Prevalence of interbank cards has been spreading in ASEAN. Next up, we have digital banks and applications.
By Joelyn Chan
Although the digital-only bank, Monzo, is only available in the United Kingdom (UK) now, its investment deck hints of overseas expansion. The deck states: “Additional capital will allow us to expand into Europe, the US and Asia”. Monzo has also secured £71 million (US$95.5 million) in its latest funding. In 2017, the bank’s user base increased five times to almost 500,000 users. Slowly but surely, this number will rise with growth in users from its home country and other regions.
The incumbents – Barclays, HSBC, Lloyds Banking Group, and Royal Bank of Scotland (RBS) – have approximately 75% market share in the UK. Their new challengers are fintech firms, such as the UK’s first mobile-only bank Atom, Monzo, Revolut, and Starling Bank. A recent survey by P.A.ID Strategies and Mitek System shows that few traditional banks had made progress towards a 100% digital experience through the mobile channel. The fintech firms are slowly winning over market share. From January 2018, the UK’s open banking project will force its nine largest banks to share their data with licensed startups. This regulation will further develop the retail-banking scene, and steer it ahead of many countries.
The dominant local banks are not going down without a fight
In the face of impending competition from fintech firms, dominant private banks are not going to sit back and watch. Instead, they try to innovate and launch their own platform to keep the hearts of their customers. For instance, Timo is a digital banking platform of National Bank of Vietnam, which offers residents in Vietnam a multitude of services on one platform.
DBS’ Digibank also prides itself as the digital transformation in banking. In 2016, it was initially launched in India. Subsequently, it was Indonesia. Now, it is expanding to Hong Kong. “With digibank, our intention has always been to be digitally embedded in our customers’ evolving financial lifecycle and offering them a differentiated customer experience,” said Shantanu Sengupta, Head of Consumer Banking in DBS Bank India. As banks build their reputation and digibanks in regional markets, the US or the UK’s mobile-only banks may find it challenging to tap into the rising economies in ASEAN.

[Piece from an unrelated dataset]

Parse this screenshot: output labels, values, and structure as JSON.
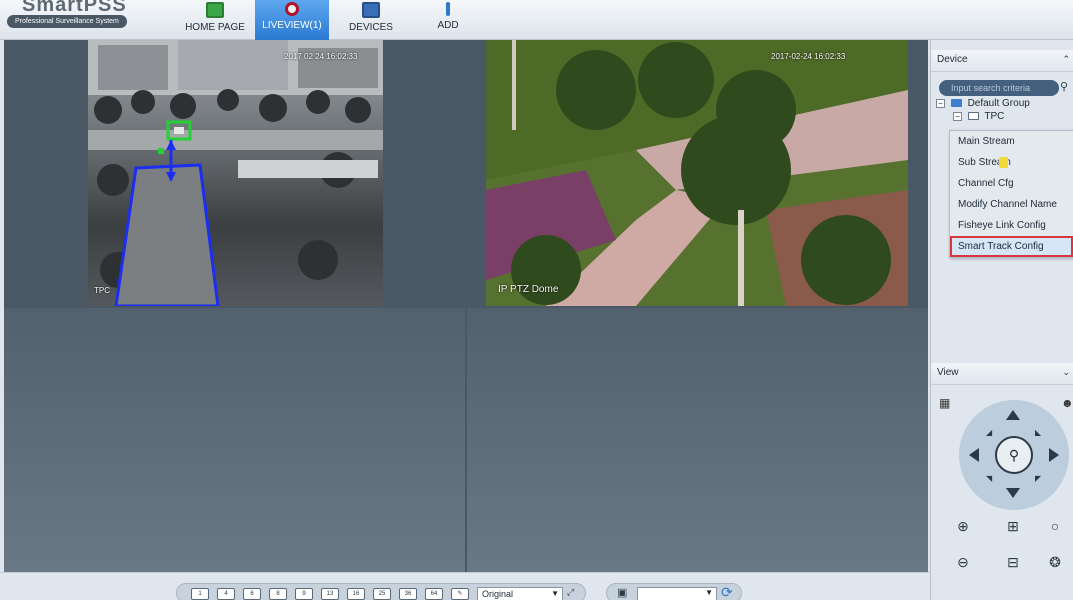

The challenger banks need to overcome their own set of struggles first
While the concept of mobile-only banks sounds exciting, it also encompasses a different set of risks, accessibility and security concerns. Monzo and Revolut have reported technical problems in the year 2017. When their payment processing suppliers go down, the banks’ services get disrupted too. With no physical bank outlets for customers to rely on, the digital banks have to get their system up fast. Constant downtime will erode customers’ confidence and receptiveness to subsequent product offerings.
Observing the widespread rise of interbank cards in ASEAN
In ASEAN, the focus is more towards the usage of interbank cards. Initiatives by banks and regulatory changes help to fuel the adoption of interbank cards. Bank Indonesia launched its integrated payment channel – National Payment Gateway (NPG). NPG unites the different payment channels, simplifies the electronic payment process and lower the cost of interbank transactions in Indonesia. The bank’s governor Agus Martowardojo says “currently there were 140 kinds of debit cards in Indonesia and 90 percent bear foreign switching network logos”.
Indonesia’s progress is not an anomaly. The Philippines’ central bank, Bangko Sentral ng Pilipinas (BSP), has also pushed for online interbank transactions. It offers a platform that covers 33 banks and other mobile payment institutions. The rise of interbank cards is apparent even in poor developing countries like Myanmar. Although there were hiccups and installation delays, interbank cards are set to go live in 2018.
People living in Myanmar can perform functions such as interbank money transfers and withdrawals at the ATM (Automated Teller Machine) without going to a bank. All they need is a single ATM card issued by any of the 23 local banks under the Myanmar Payment Union (MPU) network. “If the MPU card system is successful, the MPU will next make efforts to promote mobile interbank remittance services,” said U Mya Than, non-executive director and former chair of MPU. ASEAN nations are not going to stop improving after achieving mini successes in payment milestones.
Some ASEAN countries are looking beyond transfers using national currencies and experimenting with innovative ways of cross-border payments. The crux lies in blockchain technology. For instance, Monetary Authority of Singapore (MAS) initiated Project Ubin to challenge the current processes by using a blockchain-based digital representation of the Singapore Dollar. The project is extending beyond Singapore, evident from a collaboration with Bank of Canada.
All in all, banking in the digital age emphasises a lot on convenience for customers. To win in this era, the winner does not require a network of bank branches. But, it must provide a seamless banking experience. It is only a matter of time before startup banks and digital bank applications reach all corner of the world.